- _Excerpts from an interface dataset_:
------------------------------------------------

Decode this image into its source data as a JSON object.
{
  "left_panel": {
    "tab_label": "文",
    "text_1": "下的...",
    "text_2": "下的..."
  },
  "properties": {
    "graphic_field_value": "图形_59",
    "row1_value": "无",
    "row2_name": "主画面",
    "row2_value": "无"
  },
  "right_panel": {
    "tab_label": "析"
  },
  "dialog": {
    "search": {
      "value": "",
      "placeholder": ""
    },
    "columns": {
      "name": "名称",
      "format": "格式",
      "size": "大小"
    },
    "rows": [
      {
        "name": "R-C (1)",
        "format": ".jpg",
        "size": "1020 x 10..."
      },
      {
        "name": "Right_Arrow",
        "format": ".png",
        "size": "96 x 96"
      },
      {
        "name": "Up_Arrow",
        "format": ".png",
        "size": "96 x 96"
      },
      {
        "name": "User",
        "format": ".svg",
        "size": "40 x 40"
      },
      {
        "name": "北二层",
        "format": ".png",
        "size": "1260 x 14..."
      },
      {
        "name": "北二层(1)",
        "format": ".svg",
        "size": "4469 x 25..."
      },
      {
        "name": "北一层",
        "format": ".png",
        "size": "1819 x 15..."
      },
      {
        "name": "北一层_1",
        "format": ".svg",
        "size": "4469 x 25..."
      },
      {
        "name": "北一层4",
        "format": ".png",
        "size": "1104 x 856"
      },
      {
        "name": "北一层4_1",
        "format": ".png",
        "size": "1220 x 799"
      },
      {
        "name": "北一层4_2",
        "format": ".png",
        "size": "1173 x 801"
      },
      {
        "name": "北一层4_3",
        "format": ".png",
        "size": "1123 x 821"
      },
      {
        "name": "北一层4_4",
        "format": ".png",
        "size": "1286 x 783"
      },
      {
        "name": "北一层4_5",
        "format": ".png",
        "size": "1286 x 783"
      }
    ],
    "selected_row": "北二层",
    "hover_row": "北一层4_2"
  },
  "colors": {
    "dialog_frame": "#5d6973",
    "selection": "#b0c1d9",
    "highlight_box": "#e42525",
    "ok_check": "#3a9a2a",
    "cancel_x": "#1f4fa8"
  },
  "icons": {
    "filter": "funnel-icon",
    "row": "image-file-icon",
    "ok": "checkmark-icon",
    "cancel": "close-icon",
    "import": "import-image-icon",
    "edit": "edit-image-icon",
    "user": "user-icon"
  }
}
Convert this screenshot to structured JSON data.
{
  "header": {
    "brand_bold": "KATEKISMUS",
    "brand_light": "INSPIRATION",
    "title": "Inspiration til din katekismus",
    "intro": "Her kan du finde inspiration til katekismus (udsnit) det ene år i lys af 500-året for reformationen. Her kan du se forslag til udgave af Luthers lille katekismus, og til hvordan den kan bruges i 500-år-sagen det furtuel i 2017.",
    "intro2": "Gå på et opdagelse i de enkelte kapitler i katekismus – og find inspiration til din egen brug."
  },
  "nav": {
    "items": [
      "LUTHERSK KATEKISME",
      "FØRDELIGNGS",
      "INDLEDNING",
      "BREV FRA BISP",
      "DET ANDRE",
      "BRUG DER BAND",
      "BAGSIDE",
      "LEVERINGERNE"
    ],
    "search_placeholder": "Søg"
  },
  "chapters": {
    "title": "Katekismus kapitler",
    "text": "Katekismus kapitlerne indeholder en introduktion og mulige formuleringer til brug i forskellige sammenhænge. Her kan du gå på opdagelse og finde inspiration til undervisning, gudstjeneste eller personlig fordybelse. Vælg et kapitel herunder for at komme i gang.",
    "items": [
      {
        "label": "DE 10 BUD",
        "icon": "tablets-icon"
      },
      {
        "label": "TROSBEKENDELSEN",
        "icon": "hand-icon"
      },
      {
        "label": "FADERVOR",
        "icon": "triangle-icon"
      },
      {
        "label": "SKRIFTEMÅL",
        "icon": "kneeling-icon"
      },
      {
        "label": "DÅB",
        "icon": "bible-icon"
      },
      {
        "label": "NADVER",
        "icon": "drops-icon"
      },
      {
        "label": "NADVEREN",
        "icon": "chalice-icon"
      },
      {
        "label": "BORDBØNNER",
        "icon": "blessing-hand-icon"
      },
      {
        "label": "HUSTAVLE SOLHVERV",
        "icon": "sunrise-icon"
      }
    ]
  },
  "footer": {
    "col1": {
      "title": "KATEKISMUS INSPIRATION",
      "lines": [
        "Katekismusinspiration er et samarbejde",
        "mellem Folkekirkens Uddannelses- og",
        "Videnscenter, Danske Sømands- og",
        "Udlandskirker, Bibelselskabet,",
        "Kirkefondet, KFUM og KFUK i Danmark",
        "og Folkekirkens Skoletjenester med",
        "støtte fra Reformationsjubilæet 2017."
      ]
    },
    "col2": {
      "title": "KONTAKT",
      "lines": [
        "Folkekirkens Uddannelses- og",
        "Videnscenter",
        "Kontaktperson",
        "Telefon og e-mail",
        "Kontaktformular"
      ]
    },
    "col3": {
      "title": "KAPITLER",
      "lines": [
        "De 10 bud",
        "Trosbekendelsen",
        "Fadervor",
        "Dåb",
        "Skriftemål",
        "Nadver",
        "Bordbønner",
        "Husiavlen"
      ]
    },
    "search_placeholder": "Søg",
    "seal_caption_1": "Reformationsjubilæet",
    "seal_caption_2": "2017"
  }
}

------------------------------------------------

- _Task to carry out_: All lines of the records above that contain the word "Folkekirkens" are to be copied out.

- _Expected answer_:
        "mellem Folkekirkens Uddannelses- og",
        "og Folkekirkens Skoletjenester med",
        "Folkekirkens Uddannelses- og",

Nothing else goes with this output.